I have been a fortunate woman. I have had both of my grandmothers all 51 years of my life. Dad’s mom, Grandma Shirley, was the quintessential grandma. She read books. She played games. She pitched a softball to me for hours on end. She bought the best Christmas and birthday gifts. She was a true matriarch who stepped into the role of farm manager with grace and relative ease after my grandpa was killed in a car accident in January 1987. She was just 62. She kept the books and made the decisions in a manner that would have made my grandpa proud. She did this while working as a cook in the high school my sister, my cousin, and I attended. She persevered. She rose above. She worked and worked and worked some more. Up until her very last day in her home, she got up at 4 a.m. to say her devotions and start her morning chores although she had to use a walker and drag an oxygen tank around with her.
The last coherent day on earth she had, she told me that she was disappointed in herself because she had lived 93 years only to become lazy. Lazy! Broken ribs, a spine that had been fused together with a cement-like compound to hold it together two years before, a heart that was barely working, and the woman was lying there thinking that she needed to get back to work. They gave her the first dose of morphine to combat the pain and ease her breathing two hours later. She passed 36 hours after that.
When Grandma passed, my family was in Philadelphia watching my son, Thomas, graduate from the University of Pennsylvania. The next few days were a whirlwind of planning services, figuring the logistics of getting Thomas home in time for the funeral, and attempting to get up in front of 20 sophomores and teach them English when my head and heart were in shreds.

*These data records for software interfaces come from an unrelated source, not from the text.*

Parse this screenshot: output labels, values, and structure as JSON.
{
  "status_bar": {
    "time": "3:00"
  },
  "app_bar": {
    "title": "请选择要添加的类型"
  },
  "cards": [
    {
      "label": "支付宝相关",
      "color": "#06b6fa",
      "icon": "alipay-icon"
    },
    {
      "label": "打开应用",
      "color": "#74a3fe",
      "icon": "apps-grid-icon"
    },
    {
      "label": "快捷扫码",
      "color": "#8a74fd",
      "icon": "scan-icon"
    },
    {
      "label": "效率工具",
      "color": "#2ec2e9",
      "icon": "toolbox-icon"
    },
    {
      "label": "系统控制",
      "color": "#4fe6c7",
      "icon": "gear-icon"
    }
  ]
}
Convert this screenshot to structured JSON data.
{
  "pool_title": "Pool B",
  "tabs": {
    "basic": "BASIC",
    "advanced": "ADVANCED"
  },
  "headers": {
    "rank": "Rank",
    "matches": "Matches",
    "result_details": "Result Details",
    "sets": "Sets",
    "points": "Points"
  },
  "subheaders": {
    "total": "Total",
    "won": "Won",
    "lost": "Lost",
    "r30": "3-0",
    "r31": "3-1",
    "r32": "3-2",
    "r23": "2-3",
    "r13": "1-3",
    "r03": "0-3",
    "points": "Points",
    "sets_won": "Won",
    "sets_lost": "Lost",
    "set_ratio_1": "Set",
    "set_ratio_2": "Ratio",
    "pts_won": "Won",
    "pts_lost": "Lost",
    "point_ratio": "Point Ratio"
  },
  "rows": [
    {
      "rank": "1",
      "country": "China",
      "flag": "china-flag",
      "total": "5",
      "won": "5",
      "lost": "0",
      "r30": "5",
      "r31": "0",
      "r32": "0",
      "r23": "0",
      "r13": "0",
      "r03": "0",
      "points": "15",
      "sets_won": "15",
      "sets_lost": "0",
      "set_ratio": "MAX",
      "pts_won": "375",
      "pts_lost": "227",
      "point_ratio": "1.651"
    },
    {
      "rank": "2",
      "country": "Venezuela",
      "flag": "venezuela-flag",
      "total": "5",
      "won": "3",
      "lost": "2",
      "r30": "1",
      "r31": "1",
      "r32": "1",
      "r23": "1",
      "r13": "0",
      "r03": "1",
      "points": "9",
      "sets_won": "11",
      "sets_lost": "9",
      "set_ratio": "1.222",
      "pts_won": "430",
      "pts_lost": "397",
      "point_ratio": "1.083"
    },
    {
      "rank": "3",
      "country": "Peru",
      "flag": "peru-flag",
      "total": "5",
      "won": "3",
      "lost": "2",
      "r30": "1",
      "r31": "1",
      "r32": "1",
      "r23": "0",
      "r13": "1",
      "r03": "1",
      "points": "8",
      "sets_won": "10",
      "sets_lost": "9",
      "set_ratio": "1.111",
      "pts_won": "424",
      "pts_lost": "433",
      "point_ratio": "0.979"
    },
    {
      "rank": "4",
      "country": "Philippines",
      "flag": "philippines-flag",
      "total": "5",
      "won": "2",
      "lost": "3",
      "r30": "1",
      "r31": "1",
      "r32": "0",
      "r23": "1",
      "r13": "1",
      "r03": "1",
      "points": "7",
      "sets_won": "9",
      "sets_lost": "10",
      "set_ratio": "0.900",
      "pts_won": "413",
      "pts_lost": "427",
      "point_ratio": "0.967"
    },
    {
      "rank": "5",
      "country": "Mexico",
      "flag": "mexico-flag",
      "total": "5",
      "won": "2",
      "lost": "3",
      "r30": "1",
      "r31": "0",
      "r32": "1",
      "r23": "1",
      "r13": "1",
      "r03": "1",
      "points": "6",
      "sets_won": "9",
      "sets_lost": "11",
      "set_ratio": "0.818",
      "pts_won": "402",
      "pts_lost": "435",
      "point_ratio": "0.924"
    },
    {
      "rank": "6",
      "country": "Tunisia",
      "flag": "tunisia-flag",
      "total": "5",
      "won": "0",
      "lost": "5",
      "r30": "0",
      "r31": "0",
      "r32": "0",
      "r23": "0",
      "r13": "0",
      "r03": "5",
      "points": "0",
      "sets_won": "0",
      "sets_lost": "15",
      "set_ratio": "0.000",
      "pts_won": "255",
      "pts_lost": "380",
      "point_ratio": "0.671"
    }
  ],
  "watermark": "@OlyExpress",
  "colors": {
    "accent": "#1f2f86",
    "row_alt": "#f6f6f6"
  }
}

I went straight from Grandma’s funeral to my niece’s eighth grade graduation ceremony then to my niece Olivia’s college graduation open house a couple days later. Then I was back to teaching for a week before hosting Thomas’s graduation celebration. We got the pool opened, mowed, prepped food, and welcomed Thomas’s paternal aunt into our home for the weekend. I gave my students their final exams and got them graded and into the gradebook.
We worked. We worked through my tears and exhaustion. We worked until I ended up on the couch inside, sobbing, while I had a pool full of guests outside. We worked after I stopped crying and pulled it together for my last week of school.
I pulled up the driveway after the last day of school with a mind racing with questions.
Where does Demeter Farm stand through all of this? Well, to be honest, it is just about non-existent. My seedlings were severely neglected, what plants I did get out were drowned in weeds, and, in true Indiana fashion, the weather through all of this went straight from winter to summer as in 90 degrees and dry. A chunk of me has been thinking about giving in already. This all just seems too much. How can I possibly balance teaching and farming and these unexpected major life events or even the expected ones? I did what I know how to do when unanswerable questions haunt me. Julie and I got up early yesterday morning. She prepped a bed while I cut suckers off the apple trees and pruned low-hanging limbs off all the trees. I swept the pool. She built a compost bin. We hired a neighbor to come cut our hay. My mind stilled as I worked. I thought about Grandma and the farm and what she would have done. I realized I was doing exactly as she would have.
“Get back to work,” I heard her say. “It’s not going to get done if you’re sitting in the house crying.” Demeter Farm is off to a slow start but it’s all going to be okay.
This blog is part of a series hosted by Indiana Farmers Union. We post blogs written by Hoosier farmers at all stages—from just beginning to long-established. If you’re an Indiana Farmers Union member and are interested in writing for us, please contact Sherri Dugger at email@example.com.